◆ **EXERCISE DIRECTIONS**
What is needed here is every line of the records that includes "content".

◆ **DATA TO PROCESS**
* * * *
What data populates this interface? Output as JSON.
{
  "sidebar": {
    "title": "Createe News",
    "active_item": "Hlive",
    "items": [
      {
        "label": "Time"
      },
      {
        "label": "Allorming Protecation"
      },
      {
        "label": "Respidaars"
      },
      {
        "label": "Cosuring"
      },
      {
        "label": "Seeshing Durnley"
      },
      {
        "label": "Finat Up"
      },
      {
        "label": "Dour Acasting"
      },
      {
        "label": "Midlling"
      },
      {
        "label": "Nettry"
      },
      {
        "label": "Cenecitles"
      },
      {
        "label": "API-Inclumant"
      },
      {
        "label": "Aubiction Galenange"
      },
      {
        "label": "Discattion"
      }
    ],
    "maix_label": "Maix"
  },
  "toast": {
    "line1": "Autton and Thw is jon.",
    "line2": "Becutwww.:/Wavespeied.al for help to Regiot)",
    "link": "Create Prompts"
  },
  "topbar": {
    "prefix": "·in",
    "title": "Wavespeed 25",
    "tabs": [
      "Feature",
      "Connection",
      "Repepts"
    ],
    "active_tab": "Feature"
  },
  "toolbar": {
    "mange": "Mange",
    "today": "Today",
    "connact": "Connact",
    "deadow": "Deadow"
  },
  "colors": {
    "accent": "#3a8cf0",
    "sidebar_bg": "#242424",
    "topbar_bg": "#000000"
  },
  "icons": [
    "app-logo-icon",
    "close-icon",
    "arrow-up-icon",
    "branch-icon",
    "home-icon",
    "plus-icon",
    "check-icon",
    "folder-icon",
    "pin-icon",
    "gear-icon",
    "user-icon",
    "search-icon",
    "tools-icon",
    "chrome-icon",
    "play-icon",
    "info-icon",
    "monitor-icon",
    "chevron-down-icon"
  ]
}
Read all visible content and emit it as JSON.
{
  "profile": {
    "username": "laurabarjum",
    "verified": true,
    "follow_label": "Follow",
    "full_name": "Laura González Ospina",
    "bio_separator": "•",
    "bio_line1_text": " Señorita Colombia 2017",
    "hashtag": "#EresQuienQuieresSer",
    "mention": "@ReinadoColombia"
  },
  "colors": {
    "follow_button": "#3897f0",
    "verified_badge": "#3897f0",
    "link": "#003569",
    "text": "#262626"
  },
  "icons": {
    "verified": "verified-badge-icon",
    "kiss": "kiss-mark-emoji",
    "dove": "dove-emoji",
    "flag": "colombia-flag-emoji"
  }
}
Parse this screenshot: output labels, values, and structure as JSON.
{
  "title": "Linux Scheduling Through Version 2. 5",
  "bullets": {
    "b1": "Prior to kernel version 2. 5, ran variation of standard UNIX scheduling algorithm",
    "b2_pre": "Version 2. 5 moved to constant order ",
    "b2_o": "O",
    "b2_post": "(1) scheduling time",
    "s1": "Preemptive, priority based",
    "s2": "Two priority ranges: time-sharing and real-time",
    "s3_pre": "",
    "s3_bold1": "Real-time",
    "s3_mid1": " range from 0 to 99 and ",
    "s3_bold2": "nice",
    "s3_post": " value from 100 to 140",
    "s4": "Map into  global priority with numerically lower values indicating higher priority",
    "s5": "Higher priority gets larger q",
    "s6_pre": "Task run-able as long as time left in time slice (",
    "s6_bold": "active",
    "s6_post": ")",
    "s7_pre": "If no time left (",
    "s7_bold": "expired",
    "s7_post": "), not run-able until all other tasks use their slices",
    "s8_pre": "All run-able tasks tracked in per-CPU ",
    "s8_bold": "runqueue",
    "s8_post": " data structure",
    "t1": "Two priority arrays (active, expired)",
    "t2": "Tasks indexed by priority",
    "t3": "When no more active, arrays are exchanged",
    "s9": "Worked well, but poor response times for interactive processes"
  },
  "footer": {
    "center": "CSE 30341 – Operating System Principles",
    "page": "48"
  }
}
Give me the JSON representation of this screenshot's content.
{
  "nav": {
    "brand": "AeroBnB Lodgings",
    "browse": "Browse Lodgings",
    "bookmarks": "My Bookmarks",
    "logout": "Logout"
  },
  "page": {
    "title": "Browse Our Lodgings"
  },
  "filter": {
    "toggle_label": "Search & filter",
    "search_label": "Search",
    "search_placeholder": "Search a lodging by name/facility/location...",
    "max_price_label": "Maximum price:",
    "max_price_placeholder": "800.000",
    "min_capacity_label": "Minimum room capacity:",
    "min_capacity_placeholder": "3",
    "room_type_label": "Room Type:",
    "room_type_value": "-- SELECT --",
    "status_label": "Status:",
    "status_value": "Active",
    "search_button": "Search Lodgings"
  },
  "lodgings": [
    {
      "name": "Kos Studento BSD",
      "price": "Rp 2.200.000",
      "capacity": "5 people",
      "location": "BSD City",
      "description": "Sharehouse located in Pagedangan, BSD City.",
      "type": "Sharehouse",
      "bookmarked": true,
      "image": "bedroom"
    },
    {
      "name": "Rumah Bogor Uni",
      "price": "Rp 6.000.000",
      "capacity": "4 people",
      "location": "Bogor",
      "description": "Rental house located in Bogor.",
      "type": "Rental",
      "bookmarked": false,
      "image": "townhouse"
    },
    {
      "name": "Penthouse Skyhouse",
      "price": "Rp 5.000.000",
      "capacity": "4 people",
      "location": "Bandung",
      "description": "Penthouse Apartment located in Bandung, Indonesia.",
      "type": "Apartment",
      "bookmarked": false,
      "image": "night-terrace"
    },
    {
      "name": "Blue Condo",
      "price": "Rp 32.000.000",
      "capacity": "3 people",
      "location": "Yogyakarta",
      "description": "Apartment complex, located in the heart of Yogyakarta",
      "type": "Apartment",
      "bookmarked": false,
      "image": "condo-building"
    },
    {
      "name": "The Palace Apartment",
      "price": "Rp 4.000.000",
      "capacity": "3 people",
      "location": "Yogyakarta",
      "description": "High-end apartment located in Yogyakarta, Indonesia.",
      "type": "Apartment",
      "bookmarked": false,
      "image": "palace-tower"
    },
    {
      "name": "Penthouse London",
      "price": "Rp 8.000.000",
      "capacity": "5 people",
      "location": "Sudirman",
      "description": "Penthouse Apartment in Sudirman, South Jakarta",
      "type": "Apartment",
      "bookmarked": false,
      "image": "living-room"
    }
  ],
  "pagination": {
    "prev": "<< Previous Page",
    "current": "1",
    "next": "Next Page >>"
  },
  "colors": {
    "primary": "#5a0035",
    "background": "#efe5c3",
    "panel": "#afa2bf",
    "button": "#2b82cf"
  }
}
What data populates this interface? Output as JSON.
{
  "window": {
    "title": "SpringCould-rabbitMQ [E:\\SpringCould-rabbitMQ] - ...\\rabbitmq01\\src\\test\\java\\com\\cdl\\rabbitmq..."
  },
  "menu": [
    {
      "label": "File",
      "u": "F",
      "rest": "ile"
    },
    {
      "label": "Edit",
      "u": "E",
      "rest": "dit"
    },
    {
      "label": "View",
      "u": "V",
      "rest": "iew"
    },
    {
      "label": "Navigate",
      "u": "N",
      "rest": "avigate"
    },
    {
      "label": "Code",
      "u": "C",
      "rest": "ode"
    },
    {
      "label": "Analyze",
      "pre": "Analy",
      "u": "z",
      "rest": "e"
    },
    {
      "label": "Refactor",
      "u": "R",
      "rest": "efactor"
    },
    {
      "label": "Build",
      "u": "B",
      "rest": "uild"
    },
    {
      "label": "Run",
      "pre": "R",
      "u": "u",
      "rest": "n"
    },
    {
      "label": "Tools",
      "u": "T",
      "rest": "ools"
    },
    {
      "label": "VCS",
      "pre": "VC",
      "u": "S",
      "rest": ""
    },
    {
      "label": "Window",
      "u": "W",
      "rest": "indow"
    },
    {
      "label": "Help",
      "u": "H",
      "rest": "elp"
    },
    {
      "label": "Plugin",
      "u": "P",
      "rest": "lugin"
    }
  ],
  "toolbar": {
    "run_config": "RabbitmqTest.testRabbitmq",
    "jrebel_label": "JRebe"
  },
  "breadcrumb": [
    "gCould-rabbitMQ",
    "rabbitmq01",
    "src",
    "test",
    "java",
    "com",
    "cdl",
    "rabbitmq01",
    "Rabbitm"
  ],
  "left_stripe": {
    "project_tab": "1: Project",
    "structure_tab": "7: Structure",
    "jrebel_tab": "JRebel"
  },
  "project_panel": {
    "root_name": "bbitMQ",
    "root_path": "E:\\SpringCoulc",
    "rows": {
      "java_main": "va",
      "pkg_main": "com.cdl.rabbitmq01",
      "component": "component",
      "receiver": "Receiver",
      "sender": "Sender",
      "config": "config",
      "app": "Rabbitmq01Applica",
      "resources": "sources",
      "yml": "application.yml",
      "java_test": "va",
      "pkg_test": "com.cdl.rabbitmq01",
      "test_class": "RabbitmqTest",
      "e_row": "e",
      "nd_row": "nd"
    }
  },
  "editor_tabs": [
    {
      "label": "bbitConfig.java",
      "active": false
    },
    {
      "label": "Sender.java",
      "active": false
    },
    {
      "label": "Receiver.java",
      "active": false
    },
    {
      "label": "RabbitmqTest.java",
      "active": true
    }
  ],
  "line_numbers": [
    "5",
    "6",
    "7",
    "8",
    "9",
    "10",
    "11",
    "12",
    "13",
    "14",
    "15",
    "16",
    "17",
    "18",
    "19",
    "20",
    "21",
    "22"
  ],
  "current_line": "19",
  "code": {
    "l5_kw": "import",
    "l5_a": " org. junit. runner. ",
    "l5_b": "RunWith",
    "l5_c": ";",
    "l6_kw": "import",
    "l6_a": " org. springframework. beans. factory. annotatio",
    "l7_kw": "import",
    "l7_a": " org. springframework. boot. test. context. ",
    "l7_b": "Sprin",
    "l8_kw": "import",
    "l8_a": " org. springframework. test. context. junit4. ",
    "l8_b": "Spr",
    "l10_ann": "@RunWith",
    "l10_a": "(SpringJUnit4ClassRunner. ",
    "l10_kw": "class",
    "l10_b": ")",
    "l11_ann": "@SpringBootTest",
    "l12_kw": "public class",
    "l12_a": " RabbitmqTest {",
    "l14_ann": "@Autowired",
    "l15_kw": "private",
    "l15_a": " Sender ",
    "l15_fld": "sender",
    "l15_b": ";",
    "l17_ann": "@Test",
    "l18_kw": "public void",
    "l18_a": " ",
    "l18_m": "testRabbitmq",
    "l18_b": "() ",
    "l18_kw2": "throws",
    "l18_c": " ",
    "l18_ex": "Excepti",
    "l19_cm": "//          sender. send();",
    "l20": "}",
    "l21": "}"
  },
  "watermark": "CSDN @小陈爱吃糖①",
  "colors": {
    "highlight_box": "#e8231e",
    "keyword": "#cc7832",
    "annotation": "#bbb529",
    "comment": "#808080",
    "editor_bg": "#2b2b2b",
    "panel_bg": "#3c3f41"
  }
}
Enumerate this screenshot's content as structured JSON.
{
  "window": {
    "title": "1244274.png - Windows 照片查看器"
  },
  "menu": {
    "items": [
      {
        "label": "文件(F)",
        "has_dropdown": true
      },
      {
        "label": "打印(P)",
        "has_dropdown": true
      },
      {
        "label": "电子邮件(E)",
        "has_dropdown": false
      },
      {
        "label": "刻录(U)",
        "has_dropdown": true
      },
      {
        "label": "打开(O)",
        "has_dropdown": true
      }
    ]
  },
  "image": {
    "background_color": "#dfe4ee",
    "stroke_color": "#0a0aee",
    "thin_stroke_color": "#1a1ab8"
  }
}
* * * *
◆ **OUTPUT OF THE TASK**
Read all visible content and emit it as JSON.
Give me the JSON representation of this screenshot's content.
Enumerate this screenshot's content as structured JSON.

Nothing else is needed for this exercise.